_TASK STATEMENT_
Which lines in the material below contain the word "costs"? Copy each of them.

**** RECORDS

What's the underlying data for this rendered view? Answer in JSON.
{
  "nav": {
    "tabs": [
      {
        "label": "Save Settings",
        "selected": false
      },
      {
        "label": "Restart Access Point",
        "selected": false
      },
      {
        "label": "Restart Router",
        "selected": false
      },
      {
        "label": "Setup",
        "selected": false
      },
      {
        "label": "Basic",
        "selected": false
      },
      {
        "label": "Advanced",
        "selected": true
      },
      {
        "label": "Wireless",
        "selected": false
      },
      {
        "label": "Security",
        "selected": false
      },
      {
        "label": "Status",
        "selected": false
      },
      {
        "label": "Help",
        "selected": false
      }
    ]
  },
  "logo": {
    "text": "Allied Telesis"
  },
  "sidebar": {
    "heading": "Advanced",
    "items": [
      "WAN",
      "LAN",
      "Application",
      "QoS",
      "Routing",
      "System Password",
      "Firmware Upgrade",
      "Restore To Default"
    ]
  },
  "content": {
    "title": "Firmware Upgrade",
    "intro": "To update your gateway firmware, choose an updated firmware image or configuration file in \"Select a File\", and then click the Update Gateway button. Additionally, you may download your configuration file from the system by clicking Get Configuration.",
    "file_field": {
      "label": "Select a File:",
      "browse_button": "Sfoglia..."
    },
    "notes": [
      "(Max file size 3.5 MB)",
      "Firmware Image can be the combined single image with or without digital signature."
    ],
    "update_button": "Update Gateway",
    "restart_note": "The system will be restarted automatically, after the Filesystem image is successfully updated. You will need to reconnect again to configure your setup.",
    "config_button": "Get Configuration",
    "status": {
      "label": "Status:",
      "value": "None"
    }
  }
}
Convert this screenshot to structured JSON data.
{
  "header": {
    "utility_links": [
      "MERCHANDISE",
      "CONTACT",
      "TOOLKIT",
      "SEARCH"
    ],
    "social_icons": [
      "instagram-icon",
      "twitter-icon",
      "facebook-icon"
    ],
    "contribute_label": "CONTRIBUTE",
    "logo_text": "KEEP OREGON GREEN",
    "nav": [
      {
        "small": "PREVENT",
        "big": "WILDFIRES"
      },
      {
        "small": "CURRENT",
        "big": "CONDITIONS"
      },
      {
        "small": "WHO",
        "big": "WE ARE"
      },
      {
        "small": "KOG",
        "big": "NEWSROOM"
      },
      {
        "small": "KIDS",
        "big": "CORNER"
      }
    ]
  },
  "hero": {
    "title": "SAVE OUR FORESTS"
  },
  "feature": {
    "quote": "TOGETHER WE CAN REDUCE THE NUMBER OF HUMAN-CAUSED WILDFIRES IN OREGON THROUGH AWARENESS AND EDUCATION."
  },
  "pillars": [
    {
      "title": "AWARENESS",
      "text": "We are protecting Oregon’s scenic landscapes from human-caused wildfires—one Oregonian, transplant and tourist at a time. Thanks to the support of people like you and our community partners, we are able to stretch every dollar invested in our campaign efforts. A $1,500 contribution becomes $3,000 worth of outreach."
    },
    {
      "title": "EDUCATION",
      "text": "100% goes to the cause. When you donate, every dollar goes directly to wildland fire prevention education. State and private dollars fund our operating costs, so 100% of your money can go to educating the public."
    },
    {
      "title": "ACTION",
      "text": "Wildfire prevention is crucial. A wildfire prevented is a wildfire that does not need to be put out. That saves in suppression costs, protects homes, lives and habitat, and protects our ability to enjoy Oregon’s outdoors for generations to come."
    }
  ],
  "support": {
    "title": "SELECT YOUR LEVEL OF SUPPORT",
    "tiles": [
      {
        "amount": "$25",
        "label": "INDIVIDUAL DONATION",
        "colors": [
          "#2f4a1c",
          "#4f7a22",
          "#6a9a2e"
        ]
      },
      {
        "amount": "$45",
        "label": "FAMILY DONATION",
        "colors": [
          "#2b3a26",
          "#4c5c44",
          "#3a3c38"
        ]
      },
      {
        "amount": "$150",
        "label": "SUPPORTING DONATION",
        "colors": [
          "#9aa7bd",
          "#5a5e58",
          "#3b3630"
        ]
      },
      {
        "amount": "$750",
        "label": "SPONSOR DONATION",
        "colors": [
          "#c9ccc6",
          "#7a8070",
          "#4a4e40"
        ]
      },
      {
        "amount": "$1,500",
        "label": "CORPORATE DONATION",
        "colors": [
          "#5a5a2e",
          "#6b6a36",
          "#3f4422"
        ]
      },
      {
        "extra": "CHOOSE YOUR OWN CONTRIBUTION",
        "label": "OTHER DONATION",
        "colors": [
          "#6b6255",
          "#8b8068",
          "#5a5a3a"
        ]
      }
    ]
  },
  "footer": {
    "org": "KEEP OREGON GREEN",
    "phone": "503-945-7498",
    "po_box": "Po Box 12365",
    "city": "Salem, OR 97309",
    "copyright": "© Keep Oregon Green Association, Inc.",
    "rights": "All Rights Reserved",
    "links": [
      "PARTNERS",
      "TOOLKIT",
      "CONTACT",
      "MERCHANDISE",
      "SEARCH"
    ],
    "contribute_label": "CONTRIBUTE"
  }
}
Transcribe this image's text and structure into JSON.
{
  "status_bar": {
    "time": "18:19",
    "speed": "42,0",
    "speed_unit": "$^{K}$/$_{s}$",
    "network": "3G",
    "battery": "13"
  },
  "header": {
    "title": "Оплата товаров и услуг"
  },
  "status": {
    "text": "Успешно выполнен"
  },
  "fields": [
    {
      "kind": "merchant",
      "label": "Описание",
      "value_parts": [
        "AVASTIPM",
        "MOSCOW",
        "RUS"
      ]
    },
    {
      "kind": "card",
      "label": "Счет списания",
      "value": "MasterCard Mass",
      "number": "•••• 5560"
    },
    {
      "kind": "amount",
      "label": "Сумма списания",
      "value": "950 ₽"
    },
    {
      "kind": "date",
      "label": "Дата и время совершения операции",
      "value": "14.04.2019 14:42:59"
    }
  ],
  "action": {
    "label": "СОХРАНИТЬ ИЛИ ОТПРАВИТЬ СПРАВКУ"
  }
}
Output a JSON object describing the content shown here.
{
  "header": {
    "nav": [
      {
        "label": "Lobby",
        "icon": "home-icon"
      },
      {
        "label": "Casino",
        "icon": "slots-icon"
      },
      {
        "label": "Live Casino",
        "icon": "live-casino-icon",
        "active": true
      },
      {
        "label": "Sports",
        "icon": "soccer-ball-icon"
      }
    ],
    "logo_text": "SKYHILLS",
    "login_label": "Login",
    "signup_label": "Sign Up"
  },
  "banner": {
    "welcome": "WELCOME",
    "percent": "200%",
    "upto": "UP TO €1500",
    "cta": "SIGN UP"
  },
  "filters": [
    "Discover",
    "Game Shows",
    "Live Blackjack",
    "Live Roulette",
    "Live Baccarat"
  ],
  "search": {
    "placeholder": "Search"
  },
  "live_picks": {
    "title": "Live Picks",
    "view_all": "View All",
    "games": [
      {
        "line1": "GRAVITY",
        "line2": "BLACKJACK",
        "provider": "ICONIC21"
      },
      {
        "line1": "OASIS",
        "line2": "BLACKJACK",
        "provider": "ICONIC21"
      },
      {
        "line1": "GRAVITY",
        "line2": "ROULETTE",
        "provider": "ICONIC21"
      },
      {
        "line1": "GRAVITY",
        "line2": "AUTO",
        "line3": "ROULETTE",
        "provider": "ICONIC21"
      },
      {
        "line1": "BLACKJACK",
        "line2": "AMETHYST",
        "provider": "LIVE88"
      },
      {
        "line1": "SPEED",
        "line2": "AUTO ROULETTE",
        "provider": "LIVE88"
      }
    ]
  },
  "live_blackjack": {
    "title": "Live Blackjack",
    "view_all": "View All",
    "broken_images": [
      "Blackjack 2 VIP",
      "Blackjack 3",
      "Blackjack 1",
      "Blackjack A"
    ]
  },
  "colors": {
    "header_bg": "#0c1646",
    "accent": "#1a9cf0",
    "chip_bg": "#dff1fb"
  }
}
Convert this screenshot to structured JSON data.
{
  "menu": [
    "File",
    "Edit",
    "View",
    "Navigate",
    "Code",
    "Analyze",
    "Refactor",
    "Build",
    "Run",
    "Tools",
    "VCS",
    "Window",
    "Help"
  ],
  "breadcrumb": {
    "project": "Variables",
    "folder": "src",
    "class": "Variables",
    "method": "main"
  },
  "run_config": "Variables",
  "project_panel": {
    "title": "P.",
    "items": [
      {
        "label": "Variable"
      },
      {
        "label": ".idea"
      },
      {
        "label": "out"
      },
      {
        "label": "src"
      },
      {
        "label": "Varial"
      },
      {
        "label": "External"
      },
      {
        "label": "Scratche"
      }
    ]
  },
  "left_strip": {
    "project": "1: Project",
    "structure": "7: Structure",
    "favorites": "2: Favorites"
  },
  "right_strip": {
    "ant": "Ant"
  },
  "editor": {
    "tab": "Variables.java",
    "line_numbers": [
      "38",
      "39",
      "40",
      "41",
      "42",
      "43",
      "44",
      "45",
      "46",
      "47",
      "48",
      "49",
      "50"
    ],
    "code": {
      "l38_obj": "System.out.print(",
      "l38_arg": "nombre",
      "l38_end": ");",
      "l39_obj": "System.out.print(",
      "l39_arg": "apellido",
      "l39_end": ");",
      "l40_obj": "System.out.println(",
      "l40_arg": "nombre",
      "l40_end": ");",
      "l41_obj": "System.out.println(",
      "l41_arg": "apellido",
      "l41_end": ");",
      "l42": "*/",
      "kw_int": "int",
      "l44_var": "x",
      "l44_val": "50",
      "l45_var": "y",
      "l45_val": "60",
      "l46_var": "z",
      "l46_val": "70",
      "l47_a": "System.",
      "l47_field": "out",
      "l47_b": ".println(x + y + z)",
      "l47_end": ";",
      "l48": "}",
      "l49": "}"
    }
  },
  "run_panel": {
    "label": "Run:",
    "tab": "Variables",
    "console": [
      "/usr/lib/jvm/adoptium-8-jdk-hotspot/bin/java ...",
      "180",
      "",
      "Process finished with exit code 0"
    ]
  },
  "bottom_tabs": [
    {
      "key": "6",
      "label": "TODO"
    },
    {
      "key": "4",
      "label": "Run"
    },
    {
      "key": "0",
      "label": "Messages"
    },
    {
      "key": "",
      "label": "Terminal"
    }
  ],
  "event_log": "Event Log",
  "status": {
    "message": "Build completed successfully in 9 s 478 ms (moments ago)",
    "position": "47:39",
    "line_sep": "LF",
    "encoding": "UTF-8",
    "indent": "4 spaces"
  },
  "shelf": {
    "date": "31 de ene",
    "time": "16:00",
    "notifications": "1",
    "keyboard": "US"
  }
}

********

_WRITTEN ANSWER_
      "text": "100% goes to the cause. When you donate, every dollar goes directly to wildland fire prevention education. State and private dollars fund our operating costs, so 100% of your money can go to educating the public."
      "text": "Wildfire prevention is crucial. A wildfire prevented is a wildfire that does not need to be put out. That saves in suppression costs, protects homes, lives and habitat, and protects our ability to enjoy Oregon’s outdoors for generations to come."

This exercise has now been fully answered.